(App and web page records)
-------

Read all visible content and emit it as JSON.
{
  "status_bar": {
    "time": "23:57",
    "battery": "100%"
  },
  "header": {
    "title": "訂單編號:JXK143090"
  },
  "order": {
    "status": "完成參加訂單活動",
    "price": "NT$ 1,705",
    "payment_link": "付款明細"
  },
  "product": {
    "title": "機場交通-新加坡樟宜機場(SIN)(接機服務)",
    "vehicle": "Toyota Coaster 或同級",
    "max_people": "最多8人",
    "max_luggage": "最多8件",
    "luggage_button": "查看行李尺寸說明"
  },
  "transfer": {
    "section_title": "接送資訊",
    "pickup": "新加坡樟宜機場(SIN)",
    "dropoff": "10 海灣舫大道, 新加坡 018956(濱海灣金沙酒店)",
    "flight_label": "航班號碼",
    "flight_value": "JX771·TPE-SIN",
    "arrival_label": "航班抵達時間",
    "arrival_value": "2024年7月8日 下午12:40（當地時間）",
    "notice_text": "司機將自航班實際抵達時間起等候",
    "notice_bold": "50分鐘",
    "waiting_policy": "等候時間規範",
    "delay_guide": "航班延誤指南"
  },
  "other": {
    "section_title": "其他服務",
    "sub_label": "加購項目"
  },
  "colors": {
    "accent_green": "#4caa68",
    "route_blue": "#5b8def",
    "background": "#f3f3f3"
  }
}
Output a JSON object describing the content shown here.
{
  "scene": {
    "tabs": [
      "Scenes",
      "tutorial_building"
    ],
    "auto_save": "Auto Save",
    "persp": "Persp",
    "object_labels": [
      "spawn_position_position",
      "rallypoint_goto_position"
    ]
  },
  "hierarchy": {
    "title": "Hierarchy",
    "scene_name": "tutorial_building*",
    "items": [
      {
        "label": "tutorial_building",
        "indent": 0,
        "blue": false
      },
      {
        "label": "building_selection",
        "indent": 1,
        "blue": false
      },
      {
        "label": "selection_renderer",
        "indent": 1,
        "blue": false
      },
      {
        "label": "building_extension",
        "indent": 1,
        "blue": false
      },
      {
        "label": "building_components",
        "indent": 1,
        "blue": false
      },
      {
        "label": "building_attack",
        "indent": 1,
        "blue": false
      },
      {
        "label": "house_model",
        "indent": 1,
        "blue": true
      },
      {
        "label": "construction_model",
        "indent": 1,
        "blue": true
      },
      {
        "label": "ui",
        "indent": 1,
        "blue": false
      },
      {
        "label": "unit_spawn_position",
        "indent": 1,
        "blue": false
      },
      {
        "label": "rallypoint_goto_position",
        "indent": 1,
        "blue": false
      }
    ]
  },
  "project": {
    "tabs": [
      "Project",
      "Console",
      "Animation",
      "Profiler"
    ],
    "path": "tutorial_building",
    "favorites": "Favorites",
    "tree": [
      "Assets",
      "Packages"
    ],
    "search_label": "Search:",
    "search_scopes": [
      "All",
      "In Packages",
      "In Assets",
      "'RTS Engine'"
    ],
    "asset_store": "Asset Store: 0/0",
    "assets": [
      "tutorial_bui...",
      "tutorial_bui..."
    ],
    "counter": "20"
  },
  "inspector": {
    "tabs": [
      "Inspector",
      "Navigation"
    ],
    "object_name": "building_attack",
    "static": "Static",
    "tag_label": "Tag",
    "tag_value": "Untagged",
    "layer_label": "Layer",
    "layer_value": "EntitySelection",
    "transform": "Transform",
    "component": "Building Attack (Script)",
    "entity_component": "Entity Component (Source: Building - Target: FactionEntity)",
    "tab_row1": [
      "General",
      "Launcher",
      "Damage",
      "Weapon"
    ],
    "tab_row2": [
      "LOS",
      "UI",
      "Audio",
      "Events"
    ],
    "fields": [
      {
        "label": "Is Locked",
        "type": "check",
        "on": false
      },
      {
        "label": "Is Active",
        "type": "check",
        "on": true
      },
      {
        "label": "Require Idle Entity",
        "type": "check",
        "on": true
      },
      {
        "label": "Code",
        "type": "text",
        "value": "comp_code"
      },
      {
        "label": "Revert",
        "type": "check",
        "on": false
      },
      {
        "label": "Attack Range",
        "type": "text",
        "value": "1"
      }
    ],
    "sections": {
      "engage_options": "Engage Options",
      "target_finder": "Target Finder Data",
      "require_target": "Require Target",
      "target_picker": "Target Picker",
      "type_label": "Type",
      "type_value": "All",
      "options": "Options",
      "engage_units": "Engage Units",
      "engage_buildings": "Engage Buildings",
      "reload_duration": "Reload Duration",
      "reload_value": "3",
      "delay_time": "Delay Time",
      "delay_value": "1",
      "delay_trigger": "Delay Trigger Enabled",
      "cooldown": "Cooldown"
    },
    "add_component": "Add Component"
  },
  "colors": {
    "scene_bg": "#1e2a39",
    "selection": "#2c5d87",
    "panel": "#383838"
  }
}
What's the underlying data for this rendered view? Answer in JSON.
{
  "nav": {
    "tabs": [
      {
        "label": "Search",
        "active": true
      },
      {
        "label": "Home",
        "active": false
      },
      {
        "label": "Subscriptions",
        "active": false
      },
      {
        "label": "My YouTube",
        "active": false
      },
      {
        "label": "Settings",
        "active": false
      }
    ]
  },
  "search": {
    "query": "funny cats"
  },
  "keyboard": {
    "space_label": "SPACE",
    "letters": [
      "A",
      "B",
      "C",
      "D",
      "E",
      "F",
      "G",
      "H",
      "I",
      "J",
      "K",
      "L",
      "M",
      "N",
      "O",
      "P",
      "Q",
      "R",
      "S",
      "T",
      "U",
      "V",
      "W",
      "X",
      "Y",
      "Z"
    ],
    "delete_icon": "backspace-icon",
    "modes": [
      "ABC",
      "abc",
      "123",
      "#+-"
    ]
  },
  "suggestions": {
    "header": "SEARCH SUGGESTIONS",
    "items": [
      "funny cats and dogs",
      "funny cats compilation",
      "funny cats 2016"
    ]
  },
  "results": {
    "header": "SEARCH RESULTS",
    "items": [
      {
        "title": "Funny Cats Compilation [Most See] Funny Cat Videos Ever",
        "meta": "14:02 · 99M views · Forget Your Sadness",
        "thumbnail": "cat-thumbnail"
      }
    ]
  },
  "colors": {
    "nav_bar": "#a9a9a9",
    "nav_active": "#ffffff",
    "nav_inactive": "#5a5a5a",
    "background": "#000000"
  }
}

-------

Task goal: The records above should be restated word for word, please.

Response to this exercise:
Read all visible content and emit it as JSON.
{
  "status_bar": {
    "time": "23:57",
    "battery": "100%"
  },
  "header": {
    "title": "訂單編號:JXK143090"
  },
  "order": {
    "status": "完成參加訂單活動",
    "price": "NT$ 1,705",
    "payment_link": "付款明細"
  },
  "product": {
    "title": "機場交通-新加坡樟宜機場(SIN)(接機服務)",
    "vehicle": "Toyota Coaster 或同級",
    "max_people": "最多8人",
    "max_luggage": "最多8件",
    "luggage_button": "查看行李尺寸說明"
  },
  "transfer": {
    "section_title": "接送資訊",
    "pickup": "新加坡樟宜機場(SIN)",
    "dropoff": "10 海灣舫大道, 新加坡 018956(濱海灣金沙酒店)",
    "flight_label": "航班號碼",
    "flight_value": "JX771·TPE-SIN",
    "arrival_label": "航班抵達時間",
    "arrival_value": "2024年7月8日 下午12:40（當地時間）",
    "notice_text": "司機將自航班實際抵達時間起等候",
    "notice_bold": "50分鐘",
    "waiting_policy": "等候時間規範",
    "delay_guide": "航班延誤指南"
  },
  "other": {
    "section_title": "其他服務",
    "sub_label": "加購項目"
  },
  "colors": {
    "accent_green": "#4caa68",
    "route_blue": "#5b8def",
    "background": "#f3f3f3"
  }
}
Output a JSON object describing the content shown here.
{
  "scene": {
    "tabs": [
      "Scenes",
      "tutorial_building"
    ],
    "auto_save": "Auto Save",
    "persp": "Persp",
    "object_labels": [
      "spawn_position_position",
      "rallypoint_goto_position"
    ]
  },
  "hierarchy": {
    "title": "Hierarchy",
    "scene_name": "tutorial_building*",
    "items": [
      {
        "label": "tutorial_building",
        "indent": 0,
        "blue": false
      },
      {
        "label": "building_selection",
        "indent": 1,
        "blue": false
      },
      {
        "label": "selection_renderer",
        "indent": 1,
        "blue": false
      },
      {
        "label": "building_extension",
        "indent": 1,
        "blue": false
      },
      {
        "label": "building_components",
        "indent": 1,
        "blue": false
      },
      {
        "label": "building_attack",
        "indent": 1,
        "blue": false
      },
      {
        "label": "house_model",
        "indent": 1,
        "blue": true
      },
      {
        "label": "construction_model",
        "indent": 1,
        "blue": true
      },
      {
        "label": "ui",
        "indent": 1,
        "blue": false
      },
      {
        "label": "unit_spawn_position",
        "indent": 1,
        "blue": false
      },
      {
        "label": "rallypoint_goto_position",
        "indent": 1,
        "blue": false
      }
    ]
  },
  "project": {
    "tabs": [
      "Project",
      "Console",
      "Animation",
      "Profiler"
    ],
    "path": "tutorial_building",
    "favorites": "Favorites",
    "tree": [
      "Assets",
      "Packages"
    ],
    "search_label": "Search:",
    "search_scopes": [
      "All",
      "In Packages",
      "In Assets",
      "'RTS Engine'"
    ],
    "asset_store": "Asset Store: 0/0",
    "assets": [
      "tutorial_bui...",
      "tutorial_bui..."
    ],
    "counter": "20"
  },
  "inspector": {
    "tabs": [
      "Inspector",
      "Navigation"
    ],
    "object_name": "building_attack",
    "static": "Static",
    "tag_label": "Tag",
    "tag_value": "Untagged",
    "layer_label": "Layer",
    "layer_value": "EntitySelection",
    "transform": "Transform",
    "component": "Building Attack (Script)",
    "entity_component": "Entity Component (Source: Building - Target: FactionEntity)",
    "tab_row1": [
      "General",
      "Launcher",
      "Damage",
      "Weapon"
    ],
    "tab_row2": [
      "LOS",
      "UI",
      "Audio",
      "Events"
    ],
    "fields": [
      {
        "label": "Is Locked",
        "type": "check",
        "on": false
      },
      {
        "label": "Is Active",
        "type": "check",
        "on": true
      },
      {
        "label": "Require Idle Entity",
        "type": "check",
        "on": true
      },
      {
        "label": "Code",
        "type": "text",
        "value": "comp_code"
      },
      {
        "label": "Revert",
        "type": "check",
        "on": false
      },
      {
        "label": "Attack Range",
        "type": "text",
        "value": "1"
      }
    ],
    "sections": {
      "engage_options": "Engage Options",
      "target_finder": "Target Finder Data",
      "require_target": "Require Target",
      "target_picker": "Target Picker",
      "type_label": "Type",
      "type_value": "All",
      "options": "Options",
      "engage_units": "Engage Units",
      "engage_buildings": "Engage Buildings",
      "reload_duration": "Reload Duration",
      "reload_value": "3",
      "delay_time": "Delay Time",
      "delay_value": "1",
      "delay_trigger": "Delay Trigger Enabled",
      "cooldown": "Cooldown"
    },
    "add_component": "Add Component"
  },
  "colors": {
    "scene_bg": "#1e2a39",
    "selection": "#2c5d87",
    "panel": "#383838"
  }
}
What's the underlying data for this rendered view? Answer in JSON.
{
  "nav": {
    "tabs": [
      {
        "label": "Search",
        "active": true
      },
      {
        "label": "Home",
        "active": false
      },
      {
        "label": "Subscriptions",
        "active": false
      },
      {
        "label": "My YouTube",
        "active": false
      },
      {
        "label": "Settings",
        "active": false
      }
    ]
  },
  "search": {
    "query": "funny cats"
  },
  "keyboard": {
    "space_label": "SPACE",
    "letters": [
      "A",
      "B",
      "C",
      "D",
      "E",
      "F",
      "G",
      "H",
      "I",
      "J",
      "K",
      "L",
      "M",
      "N",
      "O",
      "P",
      "Q",
      "R",
      "S",
      "T",
      "U",
      "V",
      "W",
      "X",
      "Y",
      "Z"
    ],
    "delete_icon": "backspace-icon",
    "modes": [
      "ABC",
      "abc",
      "123",
      "#+-"
    ]
  },
  "suggestions": {
    "header": "SEARCH SUGGESTIONS",
    "items": [
      "funny cats and dogs",
      "funny cats compilation",
      "funny cats 2016"
    ]
  },
  "results": {
    "header": "SEARCH RESULTS",
    "items": [
      {
        "title": "Funny Cats Compilation [Most See] Funny Cat Videos Ever",
        "meta": "14:02 · 99M views · Forget Your Sadness",
        "thumbnail": "cat-thumbnail"
      }
    ]
  },
  "colors": {
    "nav_bar": "#a9a9a9",
    "nav_active": "#ffffff",
    "nav_inactive": "#5a5a5a",
    "background": "#000000"
  }
}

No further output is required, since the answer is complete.